In February, the bank announced that it would pay $614 million to settle claims that it had improperly approved thousands of government backed mortgages, including those approved by the bank as a participant in the FHA’s Direct Endorsement Lender program.

Under the program, lenders who have direct endorsement power can consider single-family FHA mortgage applications without first submitting paperwork to HUD. Skipping that step allows FHA mortgages to be processed as rapidly as other mortgages.

Dimon said that the bank’s FHA business has cost them money.

“So the real question is should we be in the FHA business at all? We’re still struggling with that,” Dimon said. “Until they come up with some kind of safe harbors or something, we’re going to be very, very cautious in that line of business,” Dimon said.

JPMorgan is not alone in its struggle with FHA compliance.
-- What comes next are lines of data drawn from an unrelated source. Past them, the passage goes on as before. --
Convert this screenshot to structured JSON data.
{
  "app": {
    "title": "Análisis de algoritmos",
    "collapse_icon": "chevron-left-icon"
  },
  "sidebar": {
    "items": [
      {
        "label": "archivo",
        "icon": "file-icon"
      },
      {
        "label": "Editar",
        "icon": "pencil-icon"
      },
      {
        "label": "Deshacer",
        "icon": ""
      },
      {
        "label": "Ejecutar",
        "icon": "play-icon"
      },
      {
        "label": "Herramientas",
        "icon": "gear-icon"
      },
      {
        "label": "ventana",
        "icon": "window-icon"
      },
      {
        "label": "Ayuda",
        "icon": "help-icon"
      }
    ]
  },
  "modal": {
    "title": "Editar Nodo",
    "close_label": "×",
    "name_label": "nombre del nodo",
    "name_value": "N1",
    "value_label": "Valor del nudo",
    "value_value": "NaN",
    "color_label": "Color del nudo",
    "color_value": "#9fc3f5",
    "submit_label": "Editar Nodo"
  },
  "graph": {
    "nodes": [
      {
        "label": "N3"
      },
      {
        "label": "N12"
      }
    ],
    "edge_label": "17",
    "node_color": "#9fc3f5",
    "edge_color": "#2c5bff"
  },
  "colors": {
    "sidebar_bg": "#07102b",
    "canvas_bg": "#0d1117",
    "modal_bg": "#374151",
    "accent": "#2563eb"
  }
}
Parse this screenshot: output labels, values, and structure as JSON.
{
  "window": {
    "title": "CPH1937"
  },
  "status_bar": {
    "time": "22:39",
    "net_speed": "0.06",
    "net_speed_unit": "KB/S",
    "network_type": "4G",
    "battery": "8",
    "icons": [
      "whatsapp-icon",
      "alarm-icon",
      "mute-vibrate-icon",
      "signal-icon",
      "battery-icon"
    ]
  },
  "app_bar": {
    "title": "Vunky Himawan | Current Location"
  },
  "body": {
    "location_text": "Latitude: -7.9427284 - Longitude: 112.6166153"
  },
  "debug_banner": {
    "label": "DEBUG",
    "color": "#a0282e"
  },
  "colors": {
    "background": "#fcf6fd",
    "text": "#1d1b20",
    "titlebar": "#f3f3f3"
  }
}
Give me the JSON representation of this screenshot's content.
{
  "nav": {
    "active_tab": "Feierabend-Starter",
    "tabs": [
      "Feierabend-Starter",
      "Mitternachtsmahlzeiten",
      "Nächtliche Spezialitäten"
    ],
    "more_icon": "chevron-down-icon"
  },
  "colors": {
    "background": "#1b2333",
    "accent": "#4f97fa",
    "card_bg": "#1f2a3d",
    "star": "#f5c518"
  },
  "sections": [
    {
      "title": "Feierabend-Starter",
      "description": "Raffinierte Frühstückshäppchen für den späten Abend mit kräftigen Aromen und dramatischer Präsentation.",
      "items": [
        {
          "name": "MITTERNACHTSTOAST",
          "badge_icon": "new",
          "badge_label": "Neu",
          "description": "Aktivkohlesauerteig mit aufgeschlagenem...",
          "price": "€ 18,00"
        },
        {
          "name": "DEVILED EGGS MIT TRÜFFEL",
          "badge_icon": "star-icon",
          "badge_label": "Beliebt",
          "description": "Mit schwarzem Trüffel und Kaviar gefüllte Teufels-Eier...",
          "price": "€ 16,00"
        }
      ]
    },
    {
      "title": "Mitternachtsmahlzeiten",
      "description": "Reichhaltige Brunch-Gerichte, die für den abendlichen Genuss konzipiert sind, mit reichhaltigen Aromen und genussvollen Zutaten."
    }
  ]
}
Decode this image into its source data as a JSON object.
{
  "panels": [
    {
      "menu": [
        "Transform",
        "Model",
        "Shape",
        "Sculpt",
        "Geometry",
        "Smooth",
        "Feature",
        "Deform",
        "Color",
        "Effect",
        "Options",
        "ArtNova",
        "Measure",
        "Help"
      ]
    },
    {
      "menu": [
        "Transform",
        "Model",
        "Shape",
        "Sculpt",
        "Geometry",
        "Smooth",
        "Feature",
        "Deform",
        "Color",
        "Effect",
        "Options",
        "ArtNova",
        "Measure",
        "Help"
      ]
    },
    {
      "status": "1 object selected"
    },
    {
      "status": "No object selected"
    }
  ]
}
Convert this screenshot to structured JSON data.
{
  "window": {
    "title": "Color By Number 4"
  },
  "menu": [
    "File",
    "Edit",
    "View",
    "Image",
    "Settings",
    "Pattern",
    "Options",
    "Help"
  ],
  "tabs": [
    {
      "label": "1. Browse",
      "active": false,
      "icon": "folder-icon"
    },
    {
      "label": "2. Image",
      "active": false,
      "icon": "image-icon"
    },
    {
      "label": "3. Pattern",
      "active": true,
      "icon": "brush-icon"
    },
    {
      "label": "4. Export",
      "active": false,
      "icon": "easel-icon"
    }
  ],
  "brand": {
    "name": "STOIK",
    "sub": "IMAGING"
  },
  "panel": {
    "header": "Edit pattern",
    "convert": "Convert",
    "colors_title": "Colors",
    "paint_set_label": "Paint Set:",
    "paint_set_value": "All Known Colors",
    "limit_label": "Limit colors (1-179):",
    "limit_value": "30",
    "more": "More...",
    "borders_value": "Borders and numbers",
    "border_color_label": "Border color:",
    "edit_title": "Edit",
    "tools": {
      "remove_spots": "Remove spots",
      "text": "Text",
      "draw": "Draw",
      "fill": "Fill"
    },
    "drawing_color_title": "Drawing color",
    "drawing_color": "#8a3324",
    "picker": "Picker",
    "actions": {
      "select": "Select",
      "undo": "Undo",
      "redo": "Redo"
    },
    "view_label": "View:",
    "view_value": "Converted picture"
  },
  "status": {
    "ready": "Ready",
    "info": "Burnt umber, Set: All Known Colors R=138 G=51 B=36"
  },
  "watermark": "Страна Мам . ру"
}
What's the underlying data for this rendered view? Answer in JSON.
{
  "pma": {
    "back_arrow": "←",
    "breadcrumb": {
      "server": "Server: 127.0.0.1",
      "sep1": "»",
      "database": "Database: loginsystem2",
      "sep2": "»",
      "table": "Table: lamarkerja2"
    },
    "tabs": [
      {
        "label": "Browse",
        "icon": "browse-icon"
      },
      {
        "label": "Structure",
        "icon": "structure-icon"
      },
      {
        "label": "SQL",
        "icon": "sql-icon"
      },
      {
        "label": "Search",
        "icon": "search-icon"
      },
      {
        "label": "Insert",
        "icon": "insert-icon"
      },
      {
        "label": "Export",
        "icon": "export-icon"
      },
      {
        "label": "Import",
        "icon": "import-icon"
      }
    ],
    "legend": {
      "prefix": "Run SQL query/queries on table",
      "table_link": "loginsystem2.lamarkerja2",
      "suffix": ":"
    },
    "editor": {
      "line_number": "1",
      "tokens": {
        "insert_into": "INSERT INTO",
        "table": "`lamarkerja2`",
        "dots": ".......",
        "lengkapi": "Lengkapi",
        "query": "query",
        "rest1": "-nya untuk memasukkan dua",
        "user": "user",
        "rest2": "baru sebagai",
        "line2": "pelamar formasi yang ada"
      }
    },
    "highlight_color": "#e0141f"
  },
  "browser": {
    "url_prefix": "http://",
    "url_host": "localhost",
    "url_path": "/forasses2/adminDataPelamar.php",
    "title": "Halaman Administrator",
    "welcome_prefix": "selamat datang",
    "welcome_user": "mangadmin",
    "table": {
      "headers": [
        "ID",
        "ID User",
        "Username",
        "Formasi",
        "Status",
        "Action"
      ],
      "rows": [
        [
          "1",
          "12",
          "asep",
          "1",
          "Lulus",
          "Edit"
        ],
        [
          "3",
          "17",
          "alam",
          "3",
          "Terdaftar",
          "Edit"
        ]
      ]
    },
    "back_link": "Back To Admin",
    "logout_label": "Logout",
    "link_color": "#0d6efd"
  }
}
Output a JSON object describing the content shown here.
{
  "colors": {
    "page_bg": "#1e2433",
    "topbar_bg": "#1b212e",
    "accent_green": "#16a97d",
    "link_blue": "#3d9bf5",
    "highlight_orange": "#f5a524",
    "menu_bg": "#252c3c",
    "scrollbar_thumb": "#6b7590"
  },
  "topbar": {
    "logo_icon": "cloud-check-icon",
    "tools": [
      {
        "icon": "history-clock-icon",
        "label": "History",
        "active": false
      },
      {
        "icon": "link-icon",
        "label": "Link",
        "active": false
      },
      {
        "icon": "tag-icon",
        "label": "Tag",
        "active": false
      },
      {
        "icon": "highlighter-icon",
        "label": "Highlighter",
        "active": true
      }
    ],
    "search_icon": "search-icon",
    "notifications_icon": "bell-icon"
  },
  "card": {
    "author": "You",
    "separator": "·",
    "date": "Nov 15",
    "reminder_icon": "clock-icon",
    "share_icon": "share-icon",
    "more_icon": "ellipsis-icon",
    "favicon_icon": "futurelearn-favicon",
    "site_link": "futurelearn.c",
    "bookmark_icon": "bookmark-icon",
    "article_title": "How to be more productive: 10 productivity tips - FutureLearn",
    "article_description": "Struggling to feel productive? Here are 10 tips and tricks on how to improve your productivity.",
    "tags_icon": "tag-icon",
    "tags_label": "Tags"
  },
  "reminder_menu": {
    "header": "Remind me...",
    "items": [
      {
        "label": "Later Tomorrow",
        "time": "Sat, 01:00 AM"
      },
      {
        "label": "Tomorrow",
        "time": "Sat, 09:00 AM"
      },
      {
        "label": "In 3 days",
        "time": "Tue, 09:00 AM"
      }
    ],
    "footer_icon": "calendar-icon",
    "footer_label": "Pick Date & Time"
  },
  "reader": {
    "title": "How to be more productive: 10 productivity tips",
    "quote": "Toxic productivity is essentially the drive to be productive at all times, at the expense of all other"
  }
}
In June, Suntrust Banks, Inc. announced that it would pay $418 million to resolve its potential liability for originating and underwriting FHA loans between January 2006 and March 2012 that did not meet agency requirements.

To read the complete article – please use the link below.

Wary of FHA Business